Since the United States’ private medical industry does not set their rates centrally, like most countries do, the IFHP lists average ranges for each of our services. In the case of an appendectomy, the range of cost was between $8,156 and $29,426 in 2012.

appendectomy hospital bill


Certainly not as high as the Reddit user’s $55,000 bill, but even the low end of the range is higher than other countries measured. On IFHP’s 2012 scale, Australia came in second to the U.S. at $5,467, while Argentina came in with the lowest figure, at just $953. Other notable figures included Spain ($2,245), the United Kingdom ($3,408), and Switzerland ($4,782).

Here’s what citizens from other countries had to say about their own experiences.

An Australian with appendicitis never even saw a bill.

australian comment


A Canadian’s mother had foot surgery and her only charge was $60…for cable.

canadian comment

A Malaysian paid the equivalent of $25 for an appendectomy.


malaysian comment

Of course, appendectomies aren’t the only medical service where the United States ranks the highest in terms of cost. Here are a few more notable comparisons from 2012:

routine office visit hospital bill


angioplasty hospital bill

normal delivery hospital bill

Why Do We Pay So Much?

Whether the cost is paid from our own pocket, the insurance company, or a combination of both, sticker shock in the doctor’s office can prevent us from wanting to return. But, why are our rates so much higher than those in other countries? In a respected and often quoted 2003 study on the matter, the authors concluded that even though the United States spends more money on healthcare services than other countries, we don’t get any more out of the services than the other countries do [3].


While there are a handful of reasons for the huge disparity in pricing, one of the key reasons is price setting strategies. For example, in some countries, including the United Kingdom, the government sets the prices [4]. That doesn’t happen in the United States’ private medical sector. The result? Bypass surgery in the United States cost between $46,547 and $150,515 on average in 2012. In the United Kingdom, the rate was $14,117.

In other countries, including Germany, the insurers and providers come to an agreement on pricing. If they are unable to agree, the government steps in. The result of that arrangement? The cost of an angiogram in the United States exceeds $800, but in Germany it’s less than half that amount.

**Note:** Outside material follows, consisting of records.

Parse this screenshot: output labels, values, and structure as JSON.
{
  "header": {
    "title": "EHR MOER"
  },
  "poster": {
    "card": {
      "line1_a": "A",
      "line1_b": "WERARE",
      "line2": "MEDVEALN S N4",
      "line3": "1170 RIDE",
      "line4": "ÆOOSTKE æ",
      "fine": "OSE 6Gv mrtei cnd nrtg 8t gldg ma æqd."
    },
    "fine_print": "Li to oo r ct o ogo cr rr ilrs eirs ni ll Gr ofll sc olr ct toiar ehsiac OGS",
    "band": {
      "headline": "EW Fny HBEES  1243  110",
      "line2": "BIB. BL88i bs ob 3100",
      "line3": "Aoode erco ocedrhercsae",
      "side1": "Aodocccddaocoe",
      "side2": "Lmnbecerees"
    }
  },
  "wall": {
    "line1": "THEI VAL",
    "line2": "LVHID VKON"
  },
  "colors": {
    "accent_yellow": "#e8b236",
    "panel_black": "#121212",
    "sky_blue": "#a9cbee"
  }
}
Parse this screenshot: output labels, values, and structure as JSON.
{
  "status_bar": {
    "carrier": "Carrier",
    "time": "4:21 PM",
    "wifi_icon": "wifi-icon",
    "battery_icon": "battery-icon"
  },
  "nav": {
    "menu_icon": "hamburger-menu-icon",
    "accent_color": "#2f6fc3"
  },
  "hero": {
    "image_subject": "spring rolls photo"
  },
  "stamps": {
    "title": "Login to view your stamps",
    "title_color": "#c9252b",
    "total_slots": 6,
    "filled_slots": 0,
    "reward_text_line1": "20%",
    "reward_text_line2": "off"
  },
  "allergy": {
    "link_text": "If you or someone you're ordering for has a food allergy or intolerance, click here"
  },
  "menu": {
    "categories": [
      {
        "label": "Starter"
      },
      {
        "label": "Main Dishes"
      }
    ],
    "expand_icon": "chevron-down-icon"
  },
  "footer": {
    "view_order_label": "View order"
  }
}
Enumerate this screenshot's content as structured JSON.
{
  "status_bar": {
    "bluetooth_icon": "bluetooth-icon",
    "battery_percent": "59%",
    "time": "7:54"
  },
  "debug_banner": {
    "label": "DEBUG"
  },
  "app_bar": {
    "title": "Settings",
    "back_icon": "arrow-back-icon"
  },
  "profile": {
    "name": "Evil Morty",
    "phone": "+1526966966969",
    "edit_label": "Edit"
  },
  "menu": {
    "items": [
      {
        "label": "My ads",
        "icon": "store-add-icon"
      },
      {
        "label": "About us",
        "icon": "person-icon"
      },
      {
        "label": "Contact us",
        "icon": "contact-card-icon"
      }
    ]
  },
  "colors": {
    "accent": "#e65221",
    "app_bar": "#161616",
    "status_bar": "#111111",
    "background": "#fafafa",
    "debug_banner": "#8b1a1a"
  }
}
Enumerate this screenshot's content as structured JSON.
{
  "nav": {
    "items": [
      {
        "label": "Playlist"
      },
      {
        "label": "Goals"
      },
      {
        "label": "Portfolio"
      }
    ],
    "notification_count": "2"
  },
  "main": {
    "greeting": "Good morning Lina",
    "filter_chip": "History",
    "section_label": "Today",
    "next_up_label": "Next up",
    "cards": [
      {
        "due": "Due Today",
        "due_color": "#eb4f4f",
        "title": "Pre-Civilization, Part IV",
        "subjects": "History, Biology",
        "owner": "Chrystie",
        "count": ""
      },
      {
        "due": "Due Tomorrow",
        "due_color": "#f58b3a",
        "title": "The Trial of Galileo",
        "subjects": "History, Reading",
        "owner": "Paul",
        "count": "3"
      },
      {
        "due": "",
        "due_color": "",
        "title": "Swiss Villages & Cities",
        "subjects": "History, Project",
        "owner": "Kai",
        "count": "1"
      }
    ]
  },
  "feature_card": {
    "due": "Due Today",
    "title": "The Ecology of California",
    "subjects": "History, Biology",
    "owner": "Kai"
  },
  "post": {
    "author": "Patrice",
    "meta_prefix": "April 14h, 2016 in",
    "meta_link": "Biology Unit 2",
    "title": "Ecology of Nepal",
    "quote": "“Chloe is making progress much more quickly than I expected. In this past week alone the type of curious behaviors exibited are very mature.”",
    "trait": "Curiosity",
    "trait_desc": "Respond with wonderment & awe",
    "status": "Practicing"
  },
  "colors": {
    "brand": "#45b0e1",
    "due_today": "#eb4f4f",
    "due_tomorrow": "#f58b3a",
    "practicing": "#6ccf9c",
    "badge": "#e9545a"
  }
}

The for-profit medical industry in the United States is different than that of Medicaid and Medicare, where the government negotiates prices. So, that side of the medical industry is similar to other countries that control costs. In private industry, however, medical service providers charge essentially what they can get away with charging. Unfortunately, because of the need for medical service, some of which is urgent, United States consumers can’t very easily say no.